LISTED RECORDS Block Start

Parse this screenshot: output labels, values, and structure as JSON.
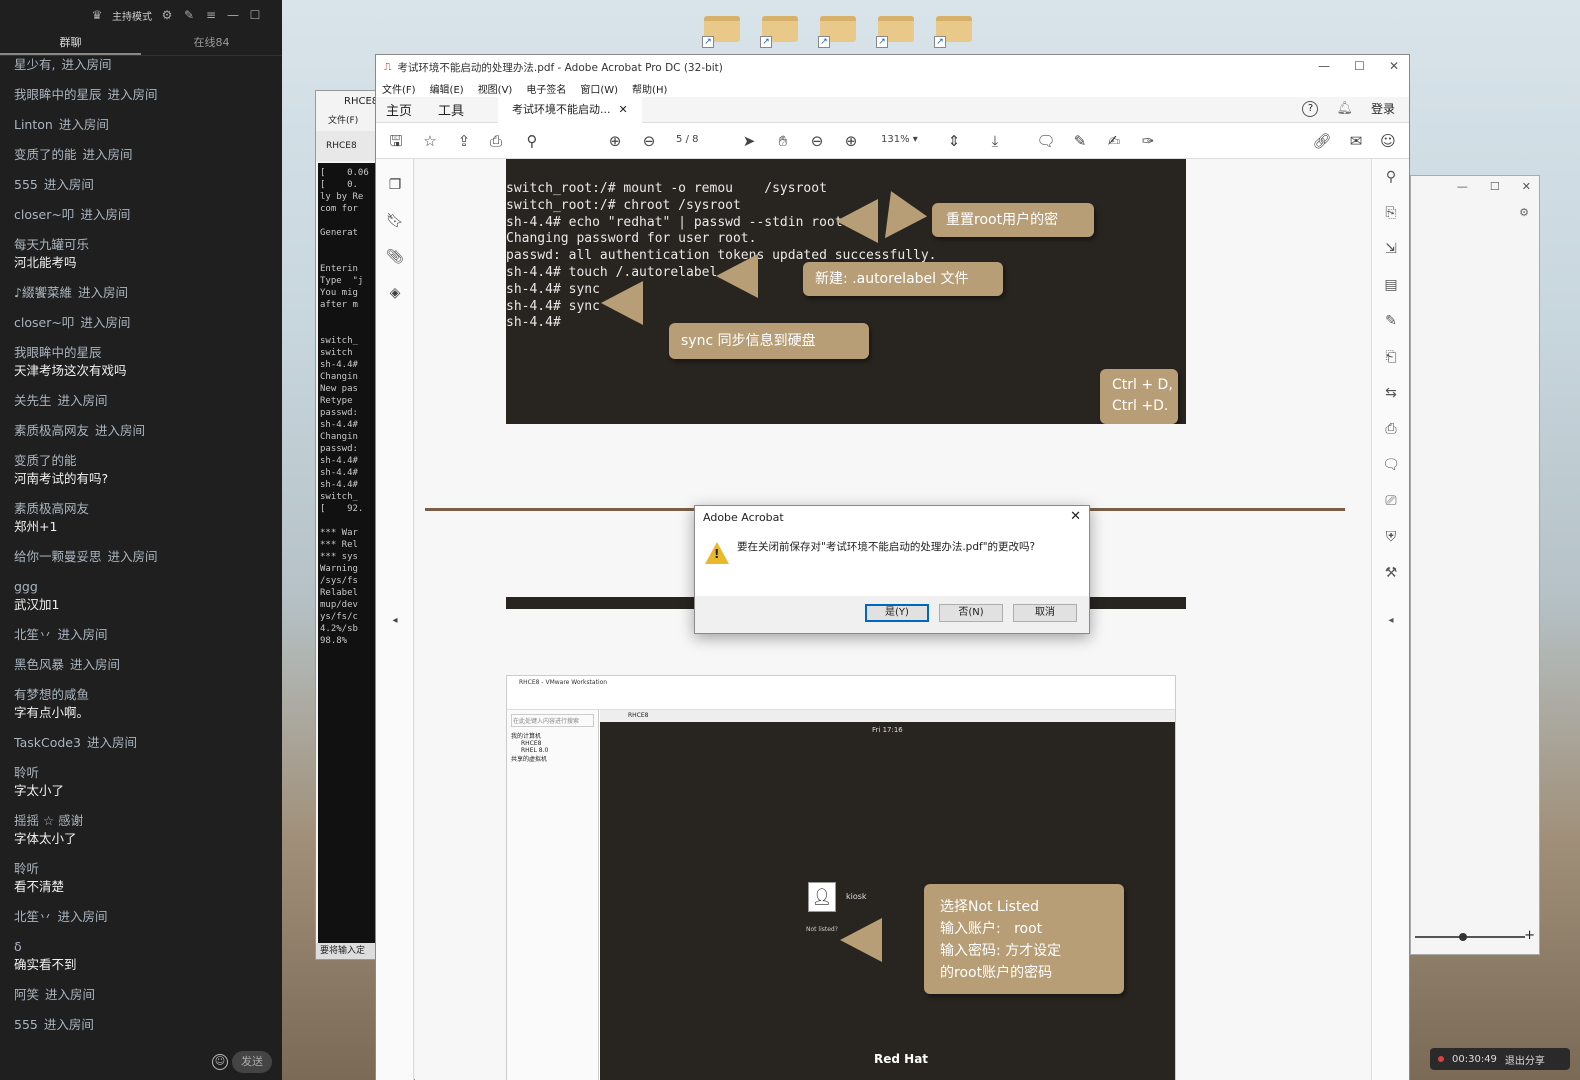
{
  "chat": {
    "header_label": "主持模式",
    "tabs": [
      {
        "label": "群聊",
        "active": true
      },
      {
        "label": "在线84",
        "active": false
      }
    ],
    "messages": [
      {
        "nick": "星少有,",
        "action": "进入房间",
        "text": ""
      },
      {
        "nick": "我眼眸中的星辰",
        "action": "进入房间",
        "text": ""
      },
      {
        "nick": "Linton",
        "action": "进入房间",
        "text": ""
      },
      {
        "nick": "变质了的能",
        "action": "进入房间",
        "text": ""
      },
      {
        "nick": "555",
        "action": "进入房间",
        "text": ""
      },
      {
        "nick": "closer~叩",
        "action": "进入房间",
        "text": ""
      },
      {
        "nick": "每天九罐可乐",
        "action": "",
        "text": "河北能考吗"
      },
      {
        "nick": "♪綴饗菜維",
        "action": "进入房间",
        "text": ""
      },
      {
        "nick": "closer~叩",
        "action": "进入房间",
        "text": ""
      },
      {
        "nick": "我眼眸中的星辰",
        "action": "",
        "text": "天津考场这次有戏吗"
      },
      {
        "nick": "关先生",
        "action": "进入房间",
        "text": ""
      },
      {
        "nick": "素质极高网友",
        "action": "进入房间",
        "text": ""
      },
      {
        "nick": "变质了的能",
        "action": "",
        "text": "河南考试的有吗?"
      },
      {
        "nick": "素质极高网友",
        "action": "",
        "text": "郑州+1"
      },
      {
        "nick": "给你一颗曼妥思",
        "action": "进入房间",
        "text": ""
      },
      {
        "nick": "ggg",
        "action": "",
        "text": "武汉加1"
      },
      {
        "nick": "北笙丷",
        "action": "进入房间",
        "text": ""
      },
      {
        "nick": "黑色风暴",
        "action": "进入房间",
        "text": ""
      },
      {
        "nick": "有梦想的咸鱼",
        "action": "",
        "text": "字有点小啊。"
      },
      {
        "nick": "TaskCode3",
        "action": "进入房间",
        "text": ""
      },
      {
        "nick": "聆听",
        "action": "",
        "text": "字太小了"
      },
      {
        "nick": "摇摇 ☆ 感谢",
        "action": "",
        "text": "字体太小了"
      },
      {
        "nick": "聆听",
        "action": "",
        "text": "看不清楚"
      },
      {
        "nick": "北笙丷",
        "action": "进入房间",
        "text": ""
      },
      {
        "nick": "δ",
        "action": "",
        "text": "确实看不到"
      },
      {
        "nick": "阿笑",
        "action": "进入房间",
        "text": ""
      },
      {
        "nick": "555",
        "action": "进入房间",
        "text": ""
      }
    ],
    "send_label": "发送"
  },
  "bg_window": {
    "title": "RHCE8",
    "menu": "文件(F)",
    "tab": "RHCE8",
    "terminal": "[    0.06\n[    0.\nly by Re\ncom for\n\nGenerat\n\n\nEnterin\nType  \"j\nYou mig\nafter m\n\n\nswitch_\nswitch \nsh-4.4#\nChangin\nNew pas\nRetype \npasswd:\nsh-4.4#\nChangin\npasswd:\nsh-4.4#\nsh-4.4#\nsh-4.4#\nswitch_\n[    92.\n\n*** War\n*** Rel\n*** sys\nWarning\n/sys/fs\nRelabel\nmup/dev\nys/fs/c\n4.2%/sb\n98.8%",
    "status": "要将输入定"
  },
  "acrobat": {
    "title": "考试环境不能启动的处理办法.pdf - Adobe Acrobat Pro DC (32-bit)",
    "menus": [
      "文件(F)",
      "编辑(E)",
      "视图(V)",
      "电子签名",
      "窗口(W)",
      "帮助(H)"
    ],
    "main_tabs": [
      "主页",
      "工具"
    ],
    "doc_tab": "考试环境不能启动...",
    "login": "登录",
    "page_current": "5",
    "page_total": "/ 8",
    "zoom": "131%",
    "slide1_code": "switch_root:/# mount -o remou    /sysroot\nswitch_root:/# chroot /sysroot\nsh-4.4# echo \"redhat\" | passwd --stdin root\nChanging password for user root.\npasswd: all authentication tokens updated successfully.\nsh-4.4# touch /.autorelabel\nsh-4.4# sync\nsh-4.4# sync\nsh-4.4#",
    "callout_reset": "重置root用户的密",
    "callout_touch": "新建: .autorelabel 文件",
    "callout_sync": "sync 同步信息到硬盘",
    "callout_ctrl": "Ctrl + D,\nCtrl +D.",
    "vm_title": "RHCE8 - VMware Workstation",
    "vm_tab": "RHCE8",
    "vm_clock": "Fri 17:16",
    "vm_tree": [
      "我的计算机",
      "RHCE8",
      "RHEL 8.0",
      "共享的虚拟机"
    ],
    "vm_search": "在此处键入内容进行搜索",
    "vm_user": "kiosk",
    "vm_notlisted": "Not listed?",
    "vm_brand": "Red Hat",
    "callout_login": "选择Not Listed\n输入账户:   root\n输入密码: 方才设定\n的root账户的密码"
  },
  "dialog": {
    "title": "Adobe Acrobat",
    "message": "要在关闭前保存对\"考试环境不能启动的处理办法.pdf\"的更改吗?",
    "yes": "是(Y)",
    "no": "否(N)",
    "cancel": "取消"
  },
  "sharebar": {
    "time": "00:30:49",
    "exit": "退出分享"
  },
  "colors": {
    "callout": "#b79e76",
    "chat_bg": "#1f1f1f",
    "terminal_bg": "#282520",
    "warning": "#e9b92b"
  }
}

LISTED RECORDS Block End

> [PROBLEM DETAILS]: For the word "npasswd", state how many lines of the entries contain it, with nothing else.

> [RESULT OF THE EXERCISE]: 2